It took a while before I saw my first autumn fish on New York’s Genesee. I hadn’t expected many survivors there, where river temps can hit the high 70s even in the coolest summers. And perhaps survivors were few and far between. But after an hour or so of casting to no avail, I suddenly caught two small browns– wild fish, probably migrants from a cooler source, but a good sign nonetheless. And then came a feisty two-year-old– a hatchery brown, a summer veteran that could not resist a Weenie drifted through a deep hole underneath a bridge.
On another day of rare warmth and sunshine, I discovered some large trout recently planted in a northern Pennsylvania stream. The fishing was almost too easy. Probably for the first time in my angling history, I landed a 20-inch rainbow on my first cast of the day. And more fish came in quick succession. No “fish story” here; they were newbies– fun to catch, but not exactly educated. One of the ensuing rainbows probably measured 22-inches, or more, but it jumped from my hands before I could tape its colorful size. Anyway, I hope these fish absorb some river wildness soon to help them stick around a while.
Tomorrow? Hopefully I’ll get around to investigating a couple of wild brook trout streams nearby. Those native fish are strong and know how to survive.
And talk about survivors… My book Wings Over Water, published in 2020 just before the big pandemic washed upon our shores, had very little chance for exposure and sale, but it’s here, alive and waiting for a smile from anyone who enjoys the written word straight from the heart of nature. Three excerpts:

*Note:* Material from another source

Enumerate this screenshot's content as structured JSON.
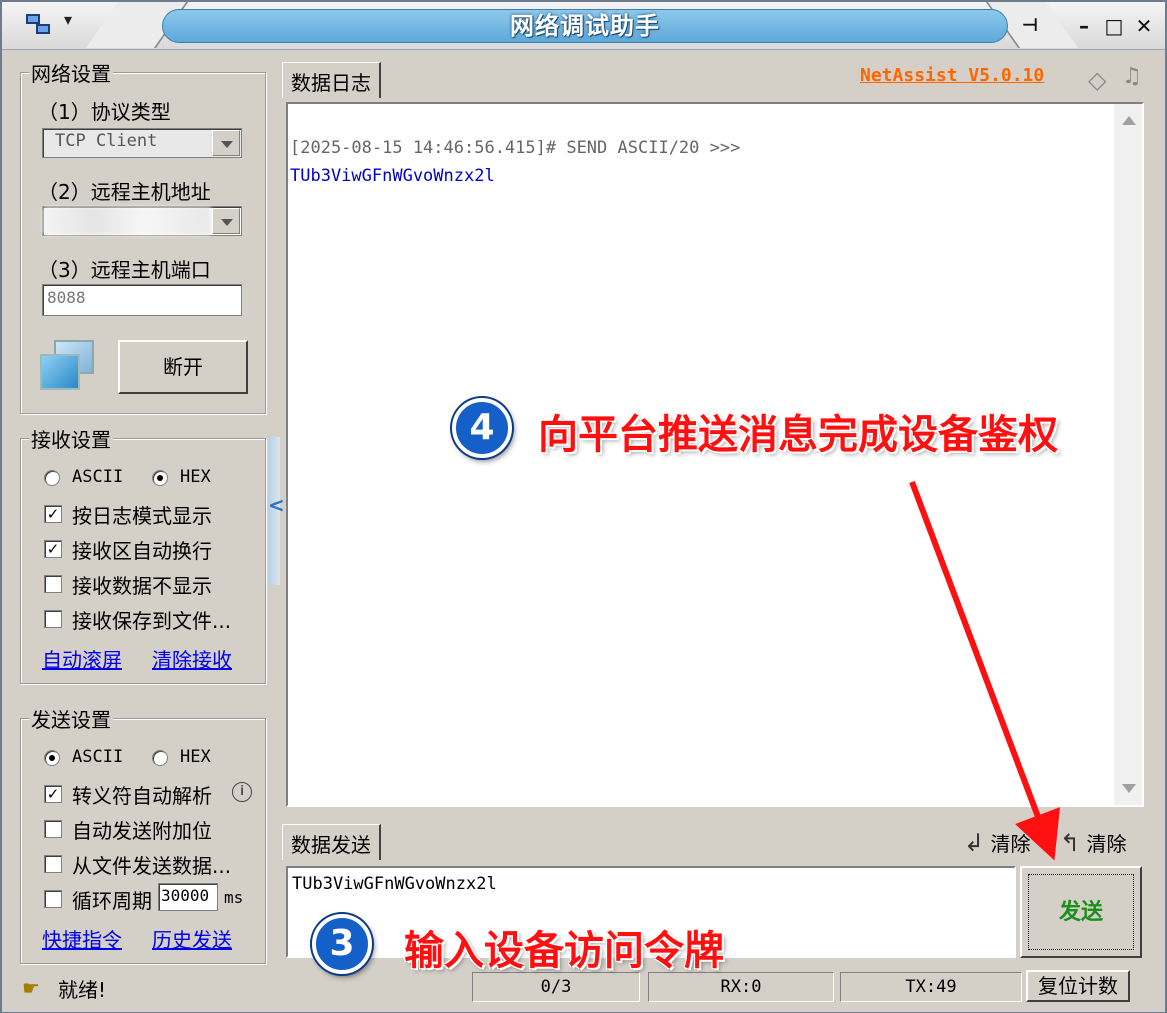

“The night rain of New Mexico spreads across the sand and binds the billions of particles for a light impression of foot and claw. The kit fox emerges, and the jack rabbit, and the great horned owl. The darkling beetle wakes with the dawn. The sun calls a black-throated sparrow into song. The bleached lizard runs from an approaching foot that makes an imprint on the sand…” (from Desert Rainbows).
“The deep night of the Delaware was rich with life and death. To fish it with flies was stimulating and intriguing if you played it right. With some planning and familiarity of water, you can have the river to yourself and get the spooky and exhilarating sense that angling is a whole lot more than you believed it was. When the big browns emerge from their hiding places and go hunting out in front of you, the sounds you’ll hear will be amplified above the norm. The riffle splash will sound as though it’s coming from inside of you; the headlight of a passing car may seen accusatory; the crack of underbrush along the bank might change a rabbit into a murderer; the slap of a beaver tail can shake you silly, but beyond all that the deep night will enfold you in the cradle of wild nature…” (from Small Stream, Big River).
“I like to find poetry in the world, in the elements surrounding us, waiting for connection and interpretation. I like to translate what is raw and flex it into ordinary words. That process, I suppose, is one facet of my job as naturalist. We all have personal frameworks in the world of nature, but all too many of us have forgotten our framework or allowed the social world to smash it. We have ways of realigning our humanity, however, with the history of our kind and with our hope for future days. As a naturalist, I try to do my small part allowing the lands and waters to assist our realignment. They speak directly and to the point. They speak the poetry of life…” (from Like an Old-Fashioned Naturalist).